Frederick T. Pye


Frederick T. Pye is the Chairman, Chief Executive Officer and Director of 3iQ Corp. He is also the Chairman and Director of 3iQ Digital Holdings Inc. Mr. Pye is recognized for creating and promoting creative and unique investment products for the investment industry.

Mr. Pye has managed private client portfolios with Landry Investment Management and various other investment dealers. Prior to this Mr. Pye was Founder, President & Chief Executive Officer of Argentum Management and Research Corporation, a company dedicated to managing and distributing quantitative investment portfolios including the first long-short mutual fund in Canada.

He was also Senior Vice-President and National Sales Manager of Fidelity Investments Canada and an integral part of the team that saw assets rise from $80 million to over $7.5 billion in assets under management during his tenure. He also held various positions with Guardian Trust Company, which listed the first Gold, Silver and Platinum Certificates on the Montreal Exchange.

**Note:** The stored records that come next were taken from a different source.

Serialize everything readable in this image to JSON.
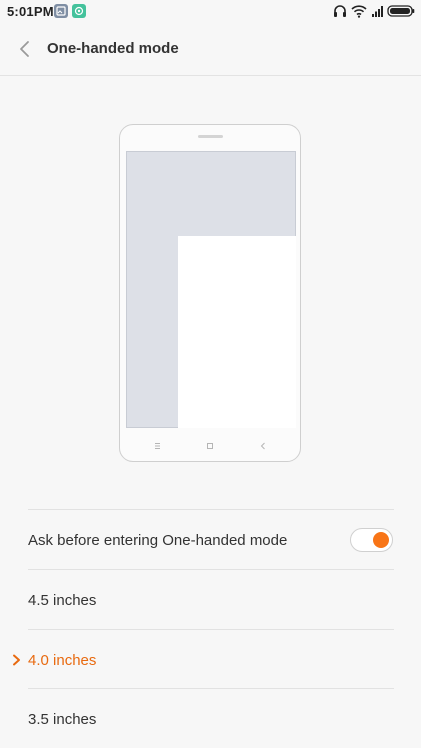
{
  "status_bar": {
    "time": "5:01PM",
    "icons": [
      "gallery-app-icon",
      "wechat-app-icon",
      "headphones-icon",
      "wifi-icon",
      "signal-icon",
      "battery-icon"
    ]
  },
  "header": {
    "title": "One-handed mode",
    "back_icon": "chevron-left-icon"
  },
  "illustration": {
    "description_icons": [
      "menu-key-icon",
      "home-key-icon",
      "back-key-icon"
    ]
  },
  "settings": {
    "ask_before": {
      "label": "Ask before entering One-handed mode",
      "enabled": true
    },
    "sizes": [
      {
        "label": "4.5 inches",
        "selected": false
      },
      {
        "label": "4.0 inches",
        "selected": true
      },
      {
        "label": "3.5 inches",
        "selected": false
      }
    ]
  },
  "colors": {
    "accent": "#f87517",
    "selected_text": "#e86a10",
    "background": "#f7f7f7"
  }
}
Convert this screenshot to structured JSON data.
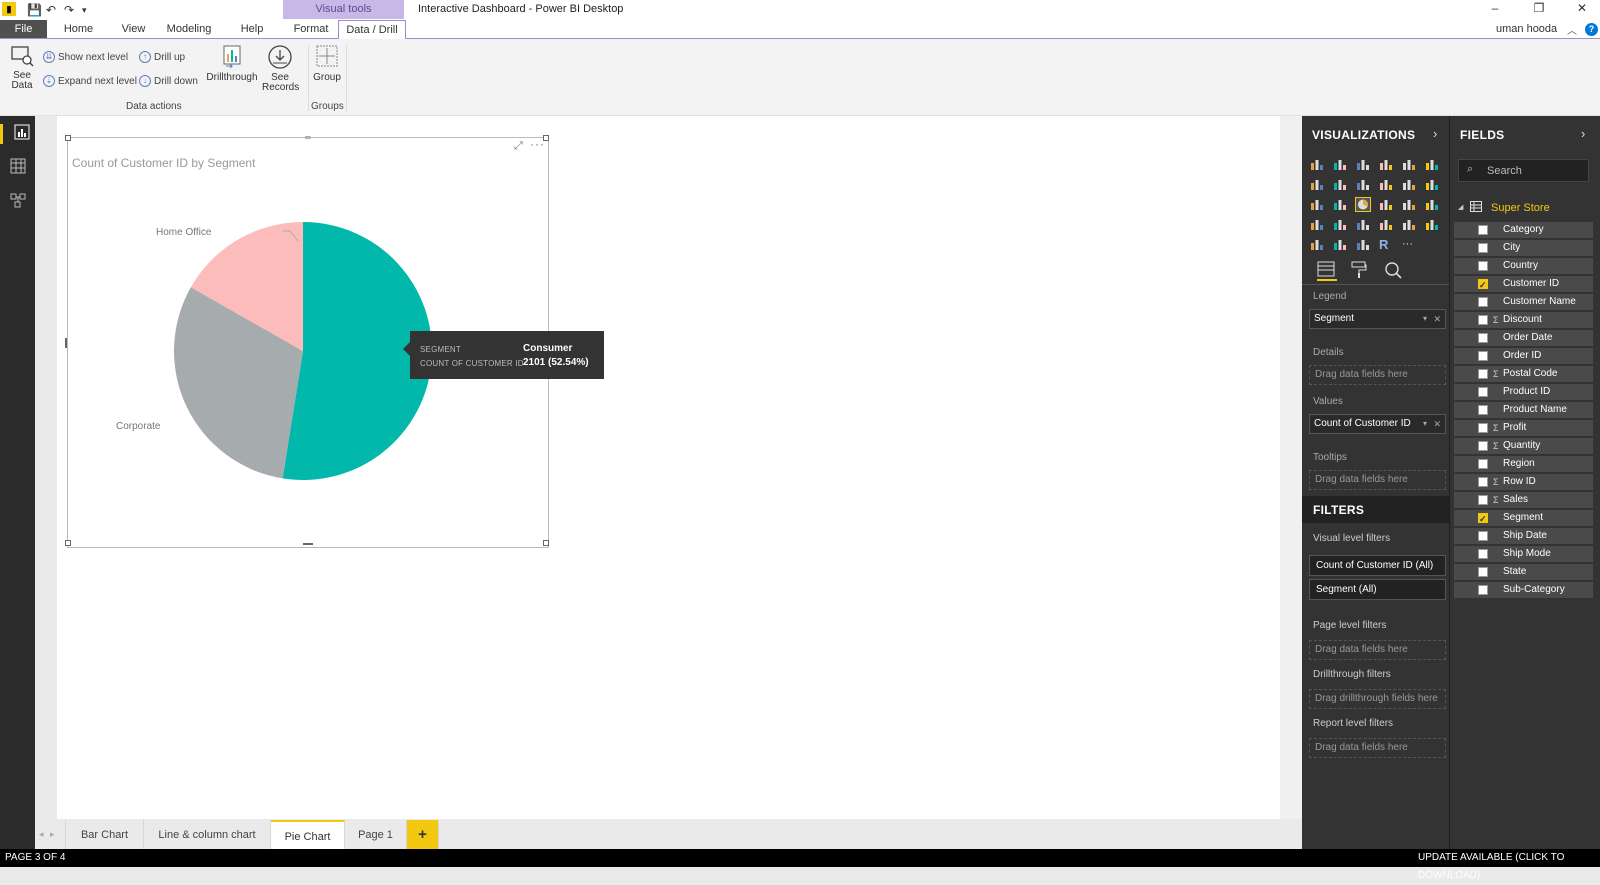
{
  "titlebar": {
    "context_tab": "Visual tools",
    "window_title": "Interactive Dashboard - Power BI Desktop",
    "minimize": "–",
    "restore": "❐",
    "close": "✕"
  },
  "menu": {
    "file": "File",
    "tabs": [
      "Home",
      "View",
      "Modeling",
      "Help",
      "Format",
      "Data / Drill"
    ],
    "user": "uman hooda",
    "help": "?"
  },
  "ribbon": {
    "see_data": "See\nData",
    "see_data_l1": "See",
    "see_data_l2": "Data",
    "show_next_level": "Show next level",
    "expand_next_level": "Expand next level",
    "drill_up": "Drill up",
    "drill_down": "Drill down",
    "drillthrough": "Drillthrough",
    "see_records_l1": "See",
    "see_records_l2": "Records",
    "group": "Group",
    "group_data_actions": "Data actions",
    "group_groups": "Groups"
  },
  "visual": {
    "title": "Count of Customer ID by Segment",
    "label_home_office": "Home Office",
    "label_corporate": "Corporate",
    "more": "···"
  },
  "chart_data": {
    "type": "pie",
    "title": "Count of Customer ID by Segment",
    "categories": [
      "Consumer",
      "Corporate",
      "Home Office"
    ],
    "values": [
      2101,
      1228,
      671
    ],
    "percent": [
      52.54,
      30.71,
      16.78
    ],
    "colors": [
      "#01b8aa",
      "#a6abae",
      "#fdbcbc"
    ]
  },
  "tooltip": {
    "key1": "SEGMENT",
    "val1": "Consumer",
    "key2": "COUNT OF CUSTOMER ID",
    "val2": "2101 (52.54%)"
  },
  "pages": {
    "tabs": [
      "Bar Chart",
      "Line & column chart",
      "Pie Chart",
      "Page 1"
    ],
    "add": "+",
    "nav_prev": "◂",
    "nav_next": "▸"
  },
  "status": {
    "page": "PAGE 3 OF 4",
    "update": "UPDATE AVAILABLE (CLICK TO DOWNLOAD)"
  },
  "viz_pane": {
    "header": "VISUALIZATIONS",
    "legend_label": "Legend",
    "legend_value": "Segment",
    "details_label": "Details",
    "drag_here": "Drag data fields here",
    "values_label": "Values",
    "values_value": "Count of Customer ID",
    "tooltips_label": "Tooltips",
    "filters_header": "FILTERS",
    "visual_filters": "Visual level filters",
    "filter1": "Count of Customer ID  (All)",
    "filter2": "Segment  (All)",
    "page_filters": "Page level filters",
    "drill_filters": "Drillthrough filters",
    "drill_drag": "Drag drillthrough fields here",
    "report_filters": "Report level filters"
  },
  "fields_pane": {
    "header": "FIELDS",
    "search_placeholder": "Search",
    "table": "Super Store",
    "fields": [
      {
        "name": "Category",
        "checked": false,
        "sigma": false
      },
      {
        "name": "City",
        "checked": false,
        "sigma": false
      },
      {
        "name": "Country",
        "checked": false,
        "sigma": false
      },
      {
        "name": "Customer ID",
        "checked": true,
        "sigma": false
      },
      {
        "name": "Customer Name",
        "checked": false,
        "sigma": false
      },
      {
        "name": "Discount",
        "checked": false,
        "sigma": true
      },
      {
        "name": "Order Date",
        "checked": false,
        "sigma": false
      },
      {
        "name": "Order ID",
        "checked": false,
        "sigma": false
      },
      {
        "name": "Postal Code",
        "checked": false,
        "sigma": true
      },
      {
        "name": "Product ID",
        "checked": false,
        "sigma": false
      },
      {
        "name": "Product Name",
        "checked": false,
        "sigma": false
      },
      {
        "name": "Profit",
        "checked": false,
        "sigma": true
      },
      {
        "name": "Quantity",
        "checked": false,
        "sigma": true
      },
      {
        "name": "Region",
        "checked": false,
        "sigma": false
      },
      {
        "name": "Row ID",
        "checked": false,
        "sigma": true
      },
      {
        "name": "Sales",
        "checked": false,
        "sigma": true
      },
      {
        "name": "Segment",
        "checked": true,
        "sigma": false
      },
      {
        "name": "Ship Date",
        "checked": false,
        "sigma": false
      },
      {
        "name": "Ship Mode",
        "checked": false,
        "sigma": false
      },
      {
        "name": "State",
        "checked": false,
        "sigma": false
      },
      {
        "name": "Sub-Category",
        "checked": false,
        "sigma": false
      }
    ]
  },
  "colors": {
    "accent": "#f2c811",
    "pane_bg": "#333333",
    "teal": "#01b8aa"
  }
}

Mr. Pye obtained a Masters in Business Administration from Concordia University.